In this very public royal conflict, there are multiple broken relationships, and it may appear … [+]
This week, millions of people watched Oprah Winfrey interview Prince Harry and Meghan, The Duke and Duchess of Sussex. Family relationships were laid bare; there were serious allegations of racism and candid disclosures about the impact this all had on Meghan’s mental health.
Sharing personal details of conflict on primetime TV may seem like an extreme option, especially in contrast to the royal response. The Queen’s short statement notes that ‘recollections may vary’ and that the issues will be dealt with privately by the royal family. The story continues to make headlines, with Prince William responding to reporters that his family is not racist and that he has not yet spoken to his brother since the interview.
As someone who works with conflict on a daily basis, my job as a workplace mediator is to enable all parties in a dispute to see each other’s perspective, so they can try to find a path forward. Even though we work in confidential, private settings – not a TV studio – could recent events achieve some higher-level awareness between the royal parties?
It’s not known why the Duke and Duchess of Sussex decided to do the Oprah Winfrey interview. However, drawing on many years of experience dealing with parties in workplace conflict, plus insights from veteran-interviewer Oprah, there are some common drivers for why people decide to speak out.
Earlier this year, when Oprah reflected on interviewing over 37,000 people, she said, “Everyone you meet just wants to be seen and heard.” Winfrey went on to expand this into the workplace and beyond, “I can tell you, in your daily encounters, in your kitchen, in your conference rooms, in your work, in all of your relationships… that is what every person you encounter is looking to know. Did you see me? Do you hear me? And every argument is about that.” This observation is borne out in many workplace mediations, where parties often say they most value the opportunity to be listened to and to express their point of view.
Harry also voiced his hopes of healing his relationship with his brother Prince William, a common desire when people address unresolved disputes. Harry said he loved his brother “to bits” and wanted to heal his relationship with him and with his father. During workplace mediations, parties often describe how they want to move on from the hurt and rebuild trust.

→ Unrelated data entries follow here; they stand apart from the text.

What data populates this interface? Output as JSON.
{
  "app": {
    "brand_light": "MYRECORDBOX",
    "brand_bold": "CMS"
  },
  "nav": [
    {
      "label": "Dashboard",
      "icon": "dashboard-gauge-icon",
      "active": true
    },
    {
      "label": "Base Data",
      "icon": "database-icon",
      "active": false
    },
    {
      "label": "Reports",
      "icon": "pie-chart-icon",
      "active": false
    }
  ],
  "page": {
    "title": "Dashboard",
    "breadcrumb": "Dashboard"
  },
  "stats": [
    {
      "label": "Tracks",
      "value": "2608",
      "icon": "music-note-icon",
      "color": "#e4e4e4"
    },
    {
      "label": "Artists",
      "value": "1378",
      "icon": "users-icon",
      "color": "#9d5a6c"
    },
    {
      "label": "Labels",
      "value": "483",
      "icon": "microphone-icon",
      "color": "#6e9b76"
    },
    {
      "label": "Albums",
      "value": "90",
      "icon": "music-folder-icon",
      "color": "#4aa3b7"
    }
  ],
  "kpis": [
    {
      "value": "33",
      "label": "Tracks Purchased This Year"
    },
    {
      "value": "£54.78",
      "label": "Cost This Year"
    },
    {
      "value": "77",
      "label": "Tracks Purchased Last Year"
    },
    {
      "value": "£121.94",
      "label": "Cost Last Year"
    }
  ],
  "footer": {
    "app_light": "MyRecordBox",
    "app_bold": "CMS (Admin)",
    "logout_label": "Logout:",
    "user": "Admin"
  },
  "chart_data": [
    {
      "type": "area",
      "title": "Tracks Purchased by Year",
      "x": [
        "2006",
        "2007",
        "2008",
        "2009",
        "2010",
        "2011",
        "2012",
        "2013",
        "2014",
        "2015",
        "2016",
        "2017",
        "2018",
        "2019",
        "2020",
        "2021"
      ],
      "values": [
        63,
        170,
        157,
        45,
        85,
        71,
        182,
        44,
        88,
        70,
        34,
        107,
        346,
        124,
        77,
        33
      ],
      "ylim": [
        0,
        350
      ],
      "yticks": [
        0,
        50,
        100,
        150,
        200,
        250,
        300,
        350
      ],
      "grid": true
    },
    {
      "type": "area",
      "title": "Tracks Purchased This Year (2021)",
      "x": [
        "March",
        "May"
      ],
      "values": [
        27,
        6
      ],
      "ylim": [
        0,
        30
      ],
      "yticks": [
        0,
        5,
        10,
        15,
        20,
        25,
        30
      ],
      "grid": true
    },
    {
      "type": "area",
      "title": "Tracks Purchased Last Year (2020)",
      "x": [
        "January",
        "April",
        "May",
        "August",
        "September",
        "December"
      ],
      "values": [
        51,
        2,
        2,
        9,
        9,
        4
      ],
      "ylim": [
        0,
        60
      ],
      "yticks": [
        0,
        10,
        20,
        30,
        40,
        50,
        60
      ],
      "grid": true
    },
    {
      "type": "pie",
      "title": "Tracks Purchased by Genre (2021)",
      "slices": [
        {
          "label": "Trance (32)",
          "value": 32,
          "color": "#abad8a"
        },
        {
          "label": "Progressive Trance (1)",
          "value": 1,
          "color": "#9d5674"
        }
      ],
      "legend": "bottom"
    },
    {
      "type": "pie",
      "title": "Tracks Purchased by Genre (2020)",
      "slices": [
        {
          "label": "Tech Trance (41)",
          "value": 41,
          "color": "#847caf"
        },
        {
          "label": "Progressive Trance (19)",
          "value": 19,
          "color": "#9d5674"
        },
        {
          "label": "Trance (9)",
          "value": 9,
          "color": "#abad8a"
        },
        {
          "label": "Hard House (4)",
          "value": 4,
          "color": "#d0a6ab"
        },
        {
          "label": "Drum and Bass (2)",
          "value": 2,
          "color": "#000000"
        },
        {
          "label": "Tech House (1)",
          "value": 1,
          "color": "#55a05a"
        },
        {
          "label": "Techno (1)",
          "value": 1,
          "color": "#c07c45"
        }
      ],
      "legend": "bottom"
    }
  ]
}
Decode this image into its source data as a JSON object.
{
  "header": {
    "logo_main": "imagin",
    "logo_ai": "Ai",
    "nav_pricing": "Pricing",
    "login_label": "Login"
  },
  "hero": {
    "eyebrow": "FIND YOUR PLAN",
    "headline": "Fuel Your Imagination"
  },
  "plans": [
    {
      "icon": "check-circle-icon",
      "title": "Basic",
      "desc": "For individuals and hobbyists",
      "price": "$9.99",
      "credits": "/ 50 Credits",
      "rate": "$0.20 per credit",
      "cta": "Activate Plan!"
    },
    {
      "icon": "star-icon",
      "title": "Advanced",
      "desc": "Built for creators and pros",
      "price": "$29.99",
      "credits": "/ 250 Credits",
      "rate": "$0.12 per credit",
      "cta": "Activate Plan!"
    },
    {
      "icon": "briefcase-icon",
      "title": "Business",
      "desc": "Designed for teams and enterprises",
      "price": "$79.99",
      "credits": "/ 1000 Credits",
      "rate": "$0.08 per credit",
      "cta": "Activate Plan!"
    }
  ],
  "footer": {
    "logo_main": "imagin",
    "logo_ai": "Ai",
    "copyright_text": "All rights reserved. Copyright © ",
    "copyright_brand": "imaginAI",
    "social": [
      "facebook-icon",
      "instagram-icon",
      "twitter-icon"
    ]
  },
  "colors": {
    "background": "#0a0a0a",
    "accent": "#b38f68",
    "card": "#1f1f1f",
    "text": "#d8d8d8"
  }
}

It was not a surprise that the interview placed a lot of emphasis on stating or correcting facts. Whose decision was it not to give Archie a title? Did they ‘blindside’ the Queen regarding their departure?
Meghan was keen to correct an incident reported in the press which stated that she had made her sister-in-law, Kate Middleton, cry shortly before the Sussexes’ 2018 wedding. Meghan said the reverse happened, and it was she who was in tears.
This episode was a ‘turning point’ for Meghan in her relationship with the royals and the media, who, she said, were looking for ‘a narrative of a hero and a villain.’ However, no matter what turns out to be ‘the truth’ or who is right or wrong, it is likely that both Meghan and Kate were hurting. In order to move forward, the focus will need to shift to the lived experiences and feelings.
In relation to his father, Harry said, “I feel really let down because he’s been through something similar,” indicating that he hoped Prince Charles could relate to his position. Regardless of where one’s sympathies lie, when people are in conflict, it’s common to see the issues through an egocentric lens, to see one’s own viewpoint as ‘right’ and the other as ‘wrong.’
This binary way of thinking limits the possibility for change. Taking the time to explore and recognize multiple perspectives and try to relate to others and their experiences can heal and ultimately strengthen relationships. As Stephen Covey, in his book The 7 Habits of Highly Effective People, states: “Seek first to understand, then to be understood.”
In this very public royal conflict, there are multiple broken relationships, and it may appear difficult, or even impossible, to heal them. The Oprah interview showed one perspective amongst many. It is unlikely others will be shared in the same way, if at all. Tellingly, in a YouGov poll this week, only 8% of respondents said they had sympathy for both sides. Perhaps the responsibility to visualize a different perspective lies with all of us because our opinion of what happened and who is right or wrong is unlikely to have changed.
I’ve seen up-close how resolving conflict changes lives, elevates performance and transforms working relationships. As a workplace mediator, executive coach and conflict